[Component data from apps and pages]
======
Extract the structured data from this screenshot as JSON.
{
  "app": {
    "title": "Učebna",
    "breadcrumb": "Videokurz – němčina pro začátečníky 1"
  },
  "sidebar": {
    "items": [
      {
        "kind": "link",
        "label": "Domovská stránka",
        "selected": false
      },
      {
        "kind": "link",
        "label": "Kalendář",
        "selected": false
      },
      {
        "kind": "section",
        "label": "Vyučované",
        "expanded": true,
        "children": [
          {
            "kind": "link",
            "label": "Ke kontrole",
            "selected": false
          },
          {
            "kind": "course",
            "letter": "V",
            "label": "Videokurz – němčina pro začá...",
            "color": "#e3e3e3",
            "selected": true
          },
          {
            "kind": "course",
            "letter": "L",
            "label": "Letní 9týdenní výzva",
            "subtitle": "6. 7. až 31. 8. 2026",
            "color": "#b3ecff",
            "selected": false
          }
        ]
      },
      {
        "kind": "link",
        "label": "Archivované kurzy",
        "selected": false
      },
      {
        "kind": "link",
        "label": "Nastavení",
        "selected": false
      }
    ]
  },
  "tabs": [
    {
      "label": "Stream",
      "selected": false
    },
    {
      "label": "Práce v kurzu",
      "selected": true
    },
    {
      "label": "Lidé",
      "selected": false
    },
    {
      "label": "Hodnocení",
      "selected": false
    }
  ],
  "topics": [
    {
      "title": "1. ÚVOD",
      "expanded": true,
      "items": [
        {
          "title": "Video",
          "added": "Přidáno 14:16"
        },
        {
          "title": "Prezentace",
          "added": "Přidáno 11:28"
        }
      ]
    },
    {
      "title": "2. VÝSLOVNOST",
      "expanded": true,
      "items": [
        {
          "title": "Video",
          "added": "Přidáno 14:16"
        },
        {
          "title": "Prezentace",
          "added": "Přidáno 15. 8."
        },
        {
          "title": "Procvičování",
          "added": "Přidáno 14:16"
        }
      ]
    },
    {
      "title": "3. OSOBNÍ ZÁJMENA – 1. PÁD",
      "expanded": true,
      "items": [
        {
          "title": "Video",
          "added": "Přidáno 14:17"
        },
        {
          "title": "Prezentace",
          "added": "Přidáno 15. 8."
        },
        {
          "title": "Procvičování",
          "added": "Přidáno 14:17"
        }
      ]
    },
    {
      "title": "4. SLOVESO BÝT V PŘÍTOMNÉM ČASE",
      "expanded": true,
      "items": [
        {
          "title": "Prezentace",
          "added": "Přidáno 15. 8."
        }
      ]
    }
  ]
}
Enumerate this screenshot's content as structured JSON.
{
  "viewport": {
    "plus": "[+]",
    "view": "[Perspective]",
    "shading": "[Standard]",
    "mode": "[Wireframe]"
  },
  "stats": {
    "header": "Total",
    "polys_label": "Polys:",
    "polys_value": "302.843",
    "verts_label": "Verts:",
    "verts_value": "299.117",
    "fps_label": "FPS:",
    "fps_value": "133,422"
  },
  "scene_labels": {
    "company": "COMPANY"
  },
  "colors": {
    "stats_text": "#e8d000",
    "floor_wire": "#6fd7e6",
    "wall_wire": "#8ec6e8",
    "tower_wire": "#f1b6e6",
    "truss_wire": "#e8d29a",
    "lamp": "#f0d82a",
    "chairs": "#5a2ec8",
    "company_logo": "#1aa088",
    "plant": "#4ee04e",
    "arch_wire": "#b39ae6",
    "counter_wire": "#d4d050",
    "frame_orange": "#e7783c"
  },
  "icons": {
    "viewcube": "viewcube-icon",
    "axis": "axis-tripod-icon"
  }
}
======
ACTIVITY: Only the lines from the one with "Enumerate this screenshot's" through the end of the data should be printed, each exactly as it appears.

ANSWER FOR THIS EXERCISE:
Enumerate this screenshot's content as structured JSON.
{
  "viewport": {
    "plus": "[+]",
    "view": "[Perspective]",
    "shading": "[Standard]",
    "mode": "[Wireframe]"
  },
  "stats": {
    "header": "Total",
    "polys_label": "Polys:",
    "polys_value": "302.843",
    "verts_label": "Verts:",
    "verts_value": "299.117",
    "fps_label": "FPS:",
    "fps_value": "133,422"
  },
  "scene_labels": {
    "company": "COMPANY"
  },
  "colors": {
    "stats_text": "#e8d000",
    "floor_wire": "#6fd7e6",
    "wall_wire": "#8ec6e8",
    "tower_wire": "#f1b6e6",
    "truss_wire": "#e8d29a",
    "lamp": "#f0d82a",
    "chairs": "#5a2ec8",
    "company_logo": "#1aa088",
    "plant": "#4ee04e",
    "arch_wire": "#b39ae6",
    "counter_wire": "#d4d050",
    "frame_orange": "#e7783c"
  },
  "icons": {
    "viewcube": "viewcube-icon",
    "axis": "axis-tripod-icon"
  }
}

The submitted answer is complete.